John Fulton “Jack” Folinsbee (1892-1972), born in Buffalo, New York, was an American landscape, marine and portrait painter, and a member of the art colony in New Hope, Pennsylvania. At the age of 14, he contracted polio, which left him wheelchair bound for the rest of his life. Folinsbee studied at the Woodstock Colony and the Art Students League in New York. He painted en plein air, directly from nature, always carrying 8 x 10 canvases, of which this is probably one. He is best known today for his impressionist scenes of New Hope and Lambertville, Pennsylvania, particularly the factories, quarries, and canals along the Delaware River.

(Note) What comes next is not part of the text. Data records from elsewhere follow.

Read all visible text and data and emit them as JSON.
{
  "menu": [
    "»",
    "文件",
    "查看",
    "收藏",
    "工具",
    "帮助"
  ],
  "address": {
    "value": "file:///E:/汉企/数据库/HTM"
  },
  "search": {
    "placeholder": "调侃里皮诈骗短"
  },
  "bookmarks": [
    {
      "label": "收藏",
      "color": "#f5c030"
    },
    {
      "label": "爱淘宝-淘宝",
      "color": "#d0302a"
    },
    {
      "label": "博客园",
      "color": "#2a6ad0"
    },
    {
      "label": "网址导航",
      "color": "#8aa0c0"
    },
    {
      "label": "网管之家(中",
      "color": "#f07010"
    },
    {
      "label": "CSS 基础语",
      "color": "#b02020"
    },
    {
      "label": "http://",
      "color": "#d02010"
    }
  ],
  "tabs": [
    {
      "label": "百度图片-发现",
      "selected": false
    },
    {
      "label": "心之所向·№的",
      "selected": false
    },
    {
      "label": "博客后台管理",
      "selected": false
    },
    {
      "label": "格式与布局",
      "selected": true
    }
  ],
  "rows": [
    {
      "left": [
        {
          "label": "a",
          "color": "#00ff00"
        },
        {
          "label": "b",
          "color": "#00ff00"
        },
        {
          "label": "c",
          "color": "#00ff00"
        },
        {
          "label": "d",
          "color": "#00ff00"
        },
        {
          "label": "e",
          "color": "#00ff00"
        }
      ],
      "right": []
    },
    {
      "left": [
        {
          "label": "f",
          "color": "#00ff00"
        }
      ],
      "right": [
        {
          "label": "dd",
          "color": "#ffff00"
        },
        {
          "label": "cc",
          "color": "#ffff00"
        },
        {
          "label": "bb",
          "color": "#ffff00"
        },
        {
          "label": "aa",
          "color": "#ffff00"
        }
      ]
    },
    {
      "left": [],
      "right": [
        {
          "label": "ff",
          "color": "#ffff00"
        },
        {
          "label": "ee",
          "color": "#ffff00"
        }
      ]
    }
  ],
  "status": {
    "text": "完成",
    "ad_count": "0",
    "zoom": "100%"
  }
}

Folinsbee was elected an associate member of the National Academy of Design in 1919, and a full academician in 1928. He was elected a life member of the National Arts Club in 1922, and a member of the Century Association in 1937. He was inducted into the American Academy of Arts and Letters in 1953.
Folinsbee’s work is in the permanent collections of major museums, including the Smithsonian American Art Museum, the National Gallery of Art, the National Academy of Design, and the Pennsylvania Academy of the Fine Arts.